There are a few ways that a Narcissistic Parent controls his or her young children. These control mechanisms include:

  1. 1) Codependent Control: “I need you. I can’t live without you.” This prevents children of Narcissistic Parents from having any autonomy, from living their own lives.
    2) Guilt-Driven Control: “I’ve given my life for you. I’ve sacrificed it all.” This method of control creates a feeling of obligation in children; that they “owe” their Narcissistic make their parents happy.
    3) Love Withdrawal Control: “You’re worthy of my love ONLY BECAUSE you behave the way I expect you to.” So long as their children are behaving properly, a Narcissistic Parent will be loving. That love disappears the moment a child doesn’t meet expectations.
    4) Goal-Oriented Control: “We have to work together to achieve a goal.” These goals are generally the goals, dreams, and fantasies of a Narcissistic Parent. A Narcissistic Parent lives vicariously through his or her children.
    5) Explicit Control: “Obey me or I’ll punish you.” Children of Narcissistic Parents must do as they’re told or risk shame, guilt, anger, or even physical abuse.
    6) Emotional Incest Control: “You’re my one true love, The One, the most important person to me.” An opposite-sex parent makes his or her child fulfill the unmet needs of the Narcissistic Parent.

What Happens To The Adult Children of Narcissistic Parents?

Growing up with all emotional needs unmet, becoming a “mini-adult,” being the product of so much emotional abuse takes a tremendous toll on a child of a Narcissistic Parent. If the Narcissistic Parent does not stop the abuse or the child does not receive adequate help, one of two scenarios happens to adult children of Narcissistic Parents:  1) The child grows to have narcissistic traits, and becomes a Narcissistic Parent to his/
her own children. This perpetuates the Narcissistic Cycle of Abuse; or,
2) The child becomes a “covert” or “inverted” narcissist who remains codependent and may actually seek out abusive relationships with other narcissists.

What can YOU do to Support your child with a Narcissistic Co-Parent?

  1. Express Unconditional Love as often as possible. “I love you you no matter what—There is nothing you can do or not do, that can make me stop loving you. I want you to do your best… but I will love you even if you fail the test, or lose your cool, or don’t make the team, or anything else.”
  2. Express the values or wisdom that drive your life.
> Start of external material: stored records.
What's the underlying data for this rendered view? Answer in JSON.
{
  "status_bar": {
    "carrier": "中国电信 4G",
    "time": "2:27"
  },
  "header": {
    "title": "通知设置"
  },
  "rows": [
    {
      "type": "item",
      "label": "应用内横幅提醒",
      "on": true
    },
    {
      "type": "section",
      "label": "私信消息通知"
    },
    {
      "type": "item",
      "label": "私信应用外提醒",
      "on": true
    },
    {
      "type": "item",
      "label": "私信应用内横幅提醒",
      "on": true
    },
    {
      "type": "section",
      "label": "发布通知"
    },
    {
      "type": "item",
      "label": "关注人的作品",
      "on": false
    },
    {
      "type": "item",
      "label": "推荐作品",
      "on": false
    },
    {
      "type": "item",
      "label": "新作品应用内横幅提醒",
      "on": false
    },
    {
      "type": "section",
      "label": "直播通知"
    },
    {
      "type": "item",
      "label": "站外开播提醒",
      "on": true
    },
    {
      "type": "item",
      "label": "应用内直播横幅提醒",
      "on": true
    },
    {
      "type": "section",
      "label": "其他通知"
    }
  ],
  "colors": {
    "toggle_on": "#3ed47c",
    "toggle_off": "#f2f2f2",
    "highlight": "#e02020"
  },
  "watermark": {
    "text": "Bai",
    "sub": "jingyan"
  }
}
For instance, if you value Honesty, let the kids know why that is important for trust… (it matters in order to feel safe and make good friends, etc.) If you have learned about Forgiveness or Helping Others and those are important values, let the kids know how you learned it, and why it is important
    for your family to honor those values now. And so on… with any values that guide respectful living in your family. Live by example, but also keep reinforcing the words, actions, and expectations around those values.
  3. Try to acknowledge your kids’ positive behaviors and attitudes as much as possible. “That was great the way you —… I love the way you —… You can really make me laugh when you—” Emotional connection is the currency needed for kids’ feelings of belonging, acceptance, and confidence. You are in a situation that other people may be draining your emotional bank account with your kids! So make a lot more deposits… Affirmations, unconditional love, and your time with kids— are all GOLD. Also, pointing out their individual thoughts, beliefs, and behaviors helps them start to define who they are, and that it is okay to have boundaries defining yourself, and protecting yourself.

These things are not allowed in the relationship with the Narcissistic Parent, so you will have to work extra hard to counteract the messages received in the other household. Often dysfunctional patterns are in full force in extended family or current romantic relationships as well, further supporting the Narcissistic Parent’s demands/ needs. Help your kids identify healthy boundaries, feelings, and sense of individual identity.
Eventually, you will have to help them decide what behaviors and relationships are healthy, and what to do when boundaries are not respected.

Hopefully, we can work through specific challenges as they arise, but this is an overview of possible things to look for and ways to respond.

Call or text if you need clarification or support.
You’ve got this!